Looking at all these reasons together, it’s clear that sellers are willing to leave some money on the table if it means they can reduce some of the uncertainty of the sale process.
18. The Exact Amount of Money Homeowners Would Leave on the Table In Exchange for Convenience Is Shockingly High
Over half of homeowners surveyed, or 54%, said they’d accept a lower-than-market-rate offer on their home if they could sell instantly, and choose their closing date. How much lower than market rate? The average price cut they’d be willing to accept was $45,400 — which shows how highly the average home seller values a fast, frictionless transaction.
19. Homeowners’ Biggest Home-Selling Complaints Say a Lot About Their Priorities
The top stressors cited by homeowners were moving (44%), repairs (41%), negotiating with buyers (40%), paperwork (40%), and finding a good real estate agent (38%).
Considering that working with an iBuyer eliminates three out of five of these complaints suggests that iBuyers may have significant appeal among home sellers, especially when you take into account that the average homeowner is willing to leave over $45,000 on the table for a more convenient transaction.
20. Many Homeowners Couldn’t Name a Single iBuyer
Nearly a fifth of respondents, or 19%, weren’t familiar with any of the iBuyers listed in the survey. Furthermore, 35% of respondents ranked Zillow Offers as the most legitimate iBuyer, despite the fact that they went out of business last year.
21. Homeowners Think iBuyers Are Buying a Lot More Homes Than They Actually Are
A surprising 87% of respondents overestimated the share of homes that iBuyers purchased in 2021.
Only 1.3% of homes sold in 2021 were bought by iBuyers, a surprisingly small slice of the market considering the outsized presence iBuyers have in consumer consciousness.
22. The Vast Majority of Homeowners Think iBuyers Are Here to Stay
85% of homeowners think iBuyers will either increase or hold steady in popularity over the next year. When asked about the next five years, 68% of respondents thought iBuyers will become more popular than they are now, and nearly a quarter, or 24%, think they’ll overtake traditional real estate agents in popularity.
Even though one major iBuyer has gone out of business, and others paused operations for significant chunks of the pandemic, consumer confidence in iBuyers is extremely high.
23. Homeowners Still Have More Confidence in an Agent, Though
Despite their extremely high confidence in iBuyers in general, respondents were still more confident selling with an agent than with an iBuyer, with an overwhelming 91% saying they’d feel most confident working with an agent, while only 76% said they’d feel better going with an iBuyer.
That doesn’t mean they don’t have serious reservations about agents, though.
24. Homeowners Have Substantial Concerns About Agent-Assisted Sales
Although the large majority of sellers feel most confident working with an agent, many homeowners have serious reservations about agents.

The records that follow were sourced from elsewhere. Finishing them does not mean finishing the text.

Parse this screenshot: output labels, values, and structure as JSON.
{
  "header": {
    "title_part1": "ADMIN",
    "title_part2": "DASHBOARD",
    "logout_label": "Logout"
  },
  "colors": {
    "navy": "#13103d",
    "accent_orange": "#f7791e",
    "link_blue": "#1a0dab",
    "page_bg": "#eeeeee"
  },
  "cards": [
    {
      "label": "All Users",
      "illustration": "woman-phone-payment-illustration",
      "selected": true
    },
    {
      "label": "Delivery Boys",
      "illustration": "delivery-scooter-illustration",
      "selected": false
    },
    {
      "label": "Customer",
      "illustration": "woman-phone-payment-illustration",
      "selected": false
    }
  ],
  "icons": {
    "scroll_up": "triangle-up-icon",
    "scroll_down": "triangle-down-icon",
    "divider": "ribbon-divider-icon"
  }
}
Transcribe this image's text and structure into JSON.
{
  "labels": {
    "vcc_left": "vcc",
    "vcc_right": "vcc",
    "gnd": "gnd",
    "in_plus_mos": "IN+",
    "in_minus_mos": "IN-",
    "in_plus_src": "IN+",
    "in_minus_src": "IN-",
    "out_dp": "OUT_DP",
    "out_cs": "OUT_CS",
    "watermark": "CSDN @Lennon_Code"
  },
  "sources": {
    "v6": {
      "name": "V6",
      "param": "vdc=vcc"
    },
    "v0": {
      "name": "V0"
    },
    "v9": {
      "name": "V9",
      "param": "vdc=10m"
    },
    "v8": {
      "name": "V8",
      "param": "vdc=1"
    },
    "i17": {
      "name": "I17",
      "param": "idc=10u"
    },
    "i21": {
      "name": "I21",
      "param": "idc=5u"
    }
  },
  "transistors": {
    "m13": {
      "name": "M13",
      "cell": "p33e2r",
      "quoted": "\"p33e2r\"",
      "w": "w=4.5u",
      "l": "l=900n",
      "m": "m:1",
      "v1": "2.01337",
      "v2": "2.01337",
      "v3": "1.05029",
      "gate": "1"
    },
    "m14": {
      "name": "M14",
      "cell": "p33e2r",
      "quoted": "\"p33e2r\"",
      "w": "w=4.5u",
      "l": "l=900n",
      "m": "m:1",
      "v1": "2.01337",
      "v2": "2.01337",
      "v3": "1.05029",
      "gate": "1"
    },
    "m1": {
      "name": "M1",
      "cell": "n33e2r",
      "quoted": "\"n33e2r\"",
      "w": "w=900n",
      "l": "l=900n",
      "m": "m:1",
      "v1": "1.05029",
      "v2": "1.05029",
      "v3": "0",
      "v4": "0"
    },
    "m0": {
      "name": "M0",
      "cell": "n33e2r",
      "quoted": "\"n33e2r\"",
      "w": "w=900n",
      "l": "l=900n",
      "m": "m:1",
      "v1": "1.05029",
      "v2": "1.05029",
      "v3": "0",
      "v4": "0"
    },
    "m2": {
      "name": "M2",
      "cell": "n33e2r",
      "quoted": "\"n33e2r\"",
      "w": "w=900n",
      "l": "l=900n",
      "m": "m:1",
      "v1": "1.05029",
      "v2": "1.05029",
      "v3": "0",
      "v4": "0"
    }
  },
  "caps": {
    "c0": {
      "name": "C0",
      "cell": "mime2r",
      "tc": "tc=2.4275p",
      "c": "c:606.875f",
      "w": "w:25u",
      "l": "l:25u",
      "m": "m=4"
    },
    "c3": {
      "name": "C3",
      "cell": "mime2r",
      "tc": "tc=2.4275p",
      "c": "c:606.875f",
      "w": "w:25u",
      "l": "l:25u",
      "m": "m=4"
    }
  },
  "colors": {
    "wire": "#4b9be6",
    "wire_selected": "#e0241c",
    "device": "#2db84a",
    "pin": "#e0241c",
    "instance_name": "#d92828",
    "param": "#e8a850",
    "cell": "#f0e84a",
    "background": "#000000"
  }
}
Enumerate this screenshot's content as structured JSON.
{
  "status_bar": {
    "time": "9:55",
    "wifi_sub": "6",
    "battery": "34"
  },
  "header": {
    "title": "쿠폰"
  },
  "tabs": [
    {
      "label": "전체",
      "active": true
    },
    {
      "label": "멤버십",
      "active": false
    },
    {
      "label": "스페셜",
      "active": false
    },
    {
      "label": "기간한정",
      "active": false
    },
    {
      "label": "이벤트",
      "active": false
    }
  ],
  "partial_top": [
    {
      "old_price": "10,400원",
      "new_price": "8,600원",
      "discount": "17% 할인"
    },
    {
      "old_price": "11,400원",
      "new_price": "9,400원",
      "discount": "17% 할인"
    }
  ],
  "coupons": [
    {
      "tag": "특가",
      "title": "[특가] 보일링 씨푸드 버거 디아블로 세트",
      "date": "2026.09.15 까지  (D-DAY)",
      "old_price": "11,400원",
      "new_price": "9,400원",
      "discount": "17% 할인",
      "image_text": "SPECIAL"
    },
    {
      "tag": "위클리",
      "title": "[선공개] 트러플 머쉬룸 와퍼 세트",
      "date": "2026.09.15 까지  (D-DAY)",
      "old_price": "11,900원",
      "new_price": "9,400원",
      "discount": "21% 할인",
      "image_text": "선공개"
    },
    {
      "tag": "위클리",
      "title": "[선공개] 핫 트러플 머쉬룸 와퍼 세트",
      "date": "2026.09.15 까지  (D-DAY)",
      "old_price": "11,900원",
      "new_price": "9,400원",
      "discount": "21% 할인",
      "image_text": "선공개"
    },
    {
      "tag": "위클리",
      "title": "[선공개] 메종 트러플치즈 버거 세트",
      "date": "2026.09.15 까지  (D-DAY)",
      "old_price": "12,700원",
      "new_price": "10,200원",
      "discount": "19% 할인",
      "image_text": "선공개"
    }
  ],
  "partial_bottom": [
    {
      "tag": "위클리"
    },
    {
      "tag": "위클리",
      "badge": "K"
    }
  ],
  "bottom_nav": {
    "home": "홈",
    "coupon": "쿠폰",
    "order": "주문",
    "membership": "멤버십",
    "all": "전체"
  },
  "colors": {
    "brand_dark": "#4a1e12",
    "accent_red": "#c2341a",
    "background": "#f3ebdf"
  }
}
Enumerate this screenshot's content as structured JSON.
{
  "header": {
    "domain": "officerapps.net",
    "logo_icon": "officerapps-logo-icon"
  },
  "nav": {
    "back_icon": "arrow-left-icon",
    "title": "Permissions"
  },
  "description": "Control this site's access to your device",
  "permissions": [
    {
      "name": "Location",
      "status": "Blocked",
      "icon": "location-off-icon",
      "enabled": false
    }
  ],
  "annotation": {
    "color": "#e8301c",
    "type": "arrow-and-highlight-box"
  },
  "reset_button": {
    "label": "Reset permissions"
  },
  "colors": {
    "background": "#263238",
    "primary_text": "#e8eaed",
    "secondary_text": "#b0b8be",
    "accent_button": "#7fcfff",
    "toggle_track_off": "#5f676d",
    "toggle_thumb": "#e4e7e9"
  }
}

The most common complaint, by far, was expensive real estate commission, which was cited by 53% of respondents.
In second place were drawn-out timelines (39%), followed by pushy personalities (38%), pricing their home correctly (38%), and receiving bad advice (36%).
Again, the iBuyer model addresses several of these concerns, implying that the industry has a lot of room to expand. And the fact that commission was, by far, the top concern of respondents, suggests that other industry innovators like discount real estate companies could also expand their market share.
25. Most Homeowners Want an Agent and an iBuyer
72% of homeowners want to have it both ways, saying they’d contract with an agent even if they were selling to an iBuyer.
While this arrangement could potentially address a lot of the concerns they have about the home selling process, it would also double their transaction costs — meaning that it’s probably not a great idea.